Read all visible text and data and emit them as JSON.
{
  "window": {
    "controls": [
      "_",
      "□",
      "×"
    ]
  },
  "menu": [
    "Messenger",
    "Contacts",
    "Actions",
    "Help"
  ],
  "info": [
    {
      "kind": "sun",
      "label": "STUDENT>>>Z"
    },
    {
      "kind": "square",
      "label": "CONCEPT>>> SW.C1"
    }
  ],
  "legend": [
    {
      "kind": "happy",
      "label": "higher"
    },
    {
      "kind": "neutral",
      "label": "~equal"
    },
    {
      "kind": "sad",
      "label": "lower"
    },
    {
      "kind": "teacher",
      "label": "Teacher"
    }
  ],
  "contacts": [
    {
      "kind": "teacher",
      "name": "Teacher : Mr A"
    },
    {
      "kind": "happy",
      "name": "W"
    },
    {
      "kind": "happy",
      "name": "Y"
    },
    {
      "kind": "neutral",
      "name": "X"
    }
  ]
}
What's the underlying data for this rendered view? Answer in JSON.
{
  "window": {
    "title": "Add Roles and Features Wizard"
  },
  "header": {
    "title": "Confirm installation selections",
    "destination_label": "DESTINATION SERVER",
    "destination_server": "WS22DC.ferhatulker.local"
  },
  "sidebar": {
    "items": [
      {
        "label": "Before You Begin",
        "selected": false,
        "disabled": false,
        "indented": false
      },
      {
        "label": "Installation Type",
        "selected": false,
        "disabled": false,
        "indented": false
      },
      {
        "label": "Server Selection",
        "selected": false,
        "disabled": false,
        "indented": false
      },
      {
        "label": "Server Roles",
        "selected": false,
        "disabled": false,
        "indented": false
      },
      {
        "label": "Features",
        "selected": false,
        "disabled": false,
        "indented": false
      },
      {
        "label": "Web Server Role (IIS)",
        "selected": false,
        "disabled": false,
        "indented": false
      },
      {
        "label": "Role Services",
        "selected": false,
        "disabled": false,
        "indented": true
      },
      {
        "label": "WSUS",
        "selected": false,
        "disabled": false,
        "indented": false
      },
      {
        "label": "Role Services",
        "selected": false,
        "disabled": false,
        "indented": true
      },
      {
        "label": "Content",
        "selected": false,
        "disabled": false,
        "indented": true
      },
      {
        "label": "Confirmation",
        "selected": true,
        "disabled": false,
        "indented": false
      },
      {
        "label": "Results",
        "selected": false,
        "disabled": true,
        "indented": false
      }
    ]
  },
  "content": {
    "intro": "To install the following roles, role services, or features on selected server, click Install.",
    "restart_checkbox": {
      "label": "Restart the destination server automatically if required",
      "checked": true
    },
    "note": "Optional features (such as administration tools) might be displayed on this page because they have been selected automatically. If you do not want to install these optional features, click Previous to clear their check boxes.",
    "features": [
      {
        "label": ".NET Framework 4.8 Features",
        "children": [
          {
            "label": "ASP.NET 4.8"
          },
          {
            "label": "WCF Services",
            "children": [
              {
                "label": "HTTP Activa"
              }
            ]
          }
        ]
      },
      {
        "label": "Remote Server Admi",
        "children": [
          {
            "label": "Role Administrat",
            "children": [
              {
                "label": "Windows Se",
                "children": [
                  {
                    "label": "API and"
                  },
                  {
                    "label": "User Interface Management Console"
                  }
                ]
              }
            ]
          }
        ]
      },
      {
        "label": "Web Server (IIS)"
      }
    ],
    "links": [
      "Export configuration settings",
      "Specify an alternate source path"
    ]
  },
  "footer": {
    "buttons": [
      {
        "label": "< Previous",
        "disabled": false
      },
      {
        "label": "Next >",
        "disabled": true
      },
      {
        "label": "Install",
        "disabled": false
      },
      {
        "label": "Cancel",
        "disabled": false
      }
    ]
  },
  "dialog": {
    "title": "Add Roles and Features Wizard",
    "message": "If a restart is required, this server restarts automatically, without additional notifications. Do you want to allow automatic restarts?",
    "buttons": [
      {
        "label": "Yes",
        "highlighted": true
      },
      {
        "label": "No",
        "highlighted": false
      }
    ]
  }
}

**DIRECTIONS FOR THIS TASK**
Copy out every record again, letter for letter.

**REPLY TO THE EXERCISE**
Read all visible text and data and emit them as JSON.
{
  "window": {
    "controls": [
      "_",
      "□",
      "×"
    ]
  },
  "menu": [
    "Messenger",
    "Contacts",
    "Actions",
    "Help"
  ],
  "info": [
    {
      "kind": "sun",
      "label": "STUDENT>>>Z"
    },
    {
      "kind": "square",
      "label": "CONCEPT>>> SW.C1"
    }
  ],
  "legend": [
    {
      "kind": "happy",
      "label": "higher"
    },
    {
      "kind": "neutral",
      "label": "~equal"
    },
    {
      "kind": "sad",
      "label": "lower"
    },
    {
      "kind": "teacher",
      "label": "Teacher"
    }
  ],
  "contacts": [
    {
      "kind": "teacher",
      "name": "Teacher : Mr A"
    },
    {
      "kind": "happy",
      "name": "W"
    },
    {
      "kind": "happy",
      "name": "Y"
    },
    {
      "kind": "neutral",
      "name": "X"
    }
  ]
}
What's the underlying data for this rendered view? Answer in JSON.
{
  "window": {
    "title": "Add Roles and Features Wizard"
  },
  "header": {
    "title": "Confirm installation selections",
    "destination_label": "DESTINATION SERVER",
    "destination_server": "WS22DC.ferhatulker.local"
  },
  "sidebar": {
    "items": [
      {
        "label": "Before You Begin",
        "selected": false,
        "disabled": false,
        "indented": false
      },
      {
        "label": "Installation Type",
        "selected": false,
        "disabled": false,
        "indented": false
      },
      {
        "label": "Server Selection",
        "selected": false,
        "disabled": false,
        "indented": false
      },
      {
        "label": "Server Roles",
        "selected": false,
        "disabled": false,
        "indented": false
      },
      {
        "label": "Features",
        "selected": false,
        "disabled": false,
        "indented": false
      },
      {
        "label": "Web Server Role (IIS)",
        "selected": false,
        "disabled": false,
        "indented": false
      },
      {
        "label": "Role Services",
        "selected": false,
        "disabled": false,
        "indented": true
      },
      {
        "label": "WSUS",
        "selected": false,
        "disabled": false,
        "indented": false
      },
      {
        "label": "Role Services",
        "selected": false,
        "disabled": false,
        "indented": true
      },
      {
        "label": "Content",
        "selected": false,
        "disabled": false,
        "indented": true
      },
      {
        "label": "Confirmation",
        "selected": true,
        "disabled": false,
        "indented": false
      },
      {
        "label": "Results",
        "selected": false,
        "disabled": true,
        "indented": false
      }
    ]
  },
  "content": {
    "intro": "To install the following roles, role services, or features on selected server, click Install.",
    "restart_checkbox": {
      "label": "Restart the destination server automatically if required",
      "checked": true
    },
    "note": "Optional features (such as administration tools) might be displayed on this page because they have been selected automatically. If you do not want to install these optional features, click Previous to clear their check boxes.",
    "features": [
      {
        "label": ".NET Framework 4.8 Features",
        "children": [
          {
            "label": "ASP.NET 4.8"
          },
          {
            "label": "WCF Services",
            "children": [
              {
                "label": "HTTP Activa"
              }
            ]
          }
        ]
      },
      {
        "label": "Remote Server Admi",
        "children": [
          {
            "label": "Role Administrat",
            "children": [
              {
                "label": "Windows Se",
                "children": [
                  {
                    "label": "API and"
                  },
                  {
                    "label": "User Interface Management Console"
                  }
                ]
              }
            ]
          }
        ]
      },
      {
        "label": "Web Server (IIS)"
      }
    ],
    "links": [
      "Export configuration settings",
      "Specify an alternate source path"
    ]
  },
  "footer": {
    "buttons": [
      {
        "label": "< Previous",
        "disabled": false
      },
      {
        "label": "Next >",
        "disabled": true
      },
      {
        "label": "Install",
        "disabled": false
      },
      {
        "label": "Cancel",
        "disabled": false
      }
    ]
  },
  "dialog": {
    "title": "Add Roles and Features Wizard",
    "message": "If a restart is required, this server restarts automatically, without additional notifications. Do you want to allow automatic restarts?",
    "buttons": [
      {
        "label": "Yes",
        "highlighted": true
      },
      {
        "label": "No",
        "highlighted": false
      }
    ]
  }
}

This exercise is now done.